Can the trust income be diverted directly to the SMSF?
No, the diversion of trust income directly to the SMSF will likely trigger the non-arm’s length income (or NALI) provisions of the tax legislation. NALI is taxed at the highest marginal rate.
Can the fund apply carry forward losses to the notional gain?
Yes, carry forward losses can be applied to any crystallised deferred notional gain when the notional gain is ultimately recognised (i.e. losses cannot be applied to the deferred notional gain when choosing CGT relief in the pre-commencement period until the asset is realised). The CGT discount can however be applied at that time.
It is only when the notional gain is assessed when the asset is later realised that carried forward losses can be applied to reduce the notional gain.

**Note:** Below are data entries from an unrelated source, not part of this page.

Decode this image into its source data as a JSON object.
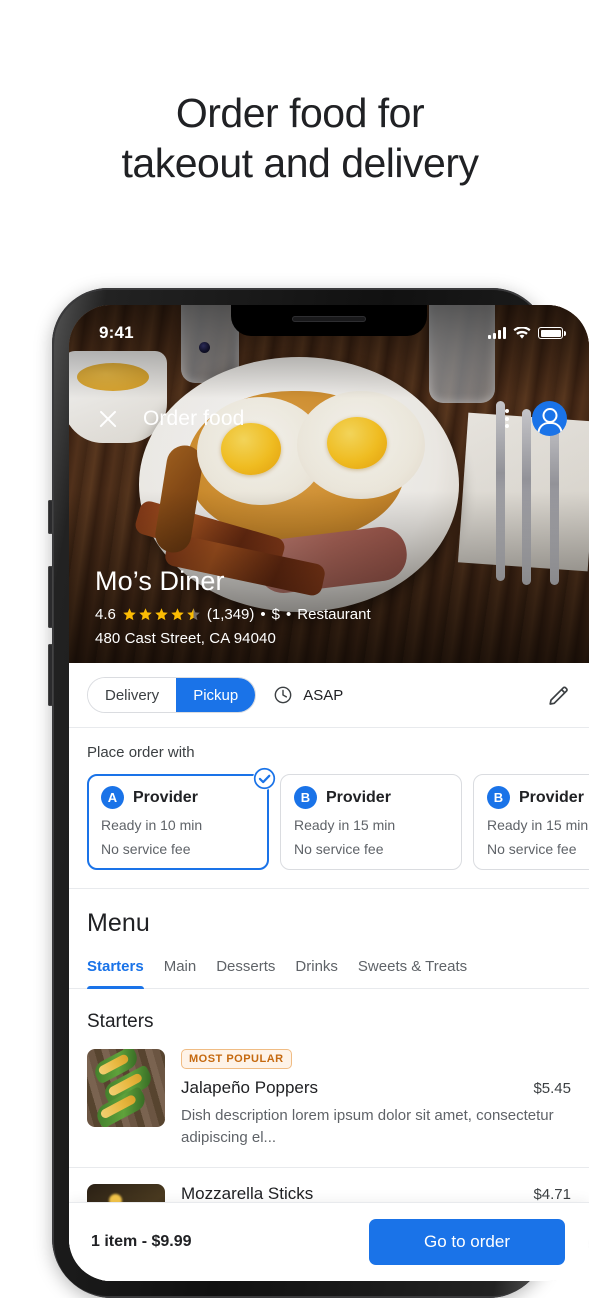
{
  "headline": {
    "line1": "Order food for",
    "line2": "takeout and delivery"
  },
  "status_bar": {
    "time": "9:41"
  },
  "app_bar": {
    "title": "Order food",
    "close_icon": "close-icon",
    "more_icon": "more-vert-icon",
    "avatar_icon": "account-avatar-icon"
  },
  "restaurant": {
    "name": "Mo’s Diner",
    "rating": "4.6",
    "stars_filled": 4,
    "stars_half": 1,
    "review_count": "(1,349)",
    "price_level": "$",
    "category": "Restaurant",
    "separator": "•",
    "address": "480 Cast Street, CA 94040"
  },
  "mode_row": {
    "options": [
      {
        "label": "Delivery",
        "selected": false
      },
      {
        "label": "Pickup",
        "selected": true
      }
    ],
    "time_icon": "clock-icon",
    "time_label": "ASAP",
    "edit_icon": "pencil-edit-icon"
  },
  "providers": {
    "label": "Place order with",
    "items": [
      {
        "badge": "A",
        "name": "Provider",
        "ready": "Ready in 10 min",
        "fee": "No service fee",
        "selected": true
      },
      {
        "badge": "B",
        "name": "Provider",
        "ready": "Ready in 15 min",
        "fee": "No service fee",
        "selected": false
      },
      {
        "badge": "B",
        "name": "Provider",
        "ready": "Ready in 15 min",
        "fee": "No service fee",
        "selected": false
      }
    ]
  },
  "menu": {
    "title": "Menu",
    "tabs": [
      {
        "label": "Starters",
        "active": true
      },
      {
        "label": "Main",
        "active": false
      },
      {
        "label": "Desserts",
        "active": false
      },
      {
        "label": "Drinks",
        "active": false
      },
      {
        "label": "Sweets & Treats",
        "active": false
      }
    ],
    "category_title": "Starters",
    "items": [
      {
        "badge": "MOST POPULAR",
        "name": "Jalapeño Poppers",
        "price": "$5.45",
        "description": "Dish description lorem ipsum dolor sit amet, consectetur adipiscing el...",
        "thumb": "jalapeno-poppers-thumbnail"
      },
      {
        "badge": "",
        "name": "Mozzarella Sticks",
        "price": "$4.71",
        "description": "",
        "thumb": "mozzarella-sticks-thumbnail"
      }
    ]
  },
  "bottom_bar": {
    "summary": "1 item - $9.99",
    "cta": "Go to order"
  },
  "colors": {
    "accent": "#1a73e8",
    "star": "#fbbc04",
    "badge_text": "#c5690f",
    "badge_bg": "#fef3e8",
    "text_primary": "#202124",
    "text_secondary": "#5f6368"
  }
}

We understand that if a member has $1.6m in super, then they cannot put in NCC. If they have $1.55m, can they contribute the full $100,000 or is this apportioned?
If a member has a total superannuation balance of $1.55m at 30 June 2017, the member is able to make non-concessional contributions to their fund up to the $100,000 annual limit. After this contribution is made, all things being equal, the member will not be able to make any more non-concessional contributions in the following income years.
Can't you just internally commute Orlando's reversionary pension?
No, a reversionary pension cannot be internally commuted.
While this view has been taken by the superannuation practice members at Cowell Clarke for some time, the ATO have recently confirmed the view in LCG 2017/3.
Is a reversionary pension still a good idea?
Yes, both from a succession planning and tax perspective.
First, a reversionary pension provides a high degree of certainty to the flow a member’s death benefits (as it generally takes precedence over a binding death benefit nomination).
Second, notwithstanding that a reversionary pension will count towards a member’s transfer balance cap, the member will have 12 months to rearrange their superannuation affairs before any credit arises in the member’s transfer balance account.
Thirdly, during the 12 month period, the reversionary pensioner may continue taking the pension and the reversionary pension balance will remain within the fund enabling the fund to claim the ECPI deduction in respect of that pension balance in addition to any other pension balances in the fund.
If you would like to know more, please contact Peter Slegers or anyone from our Tax & Revenue group.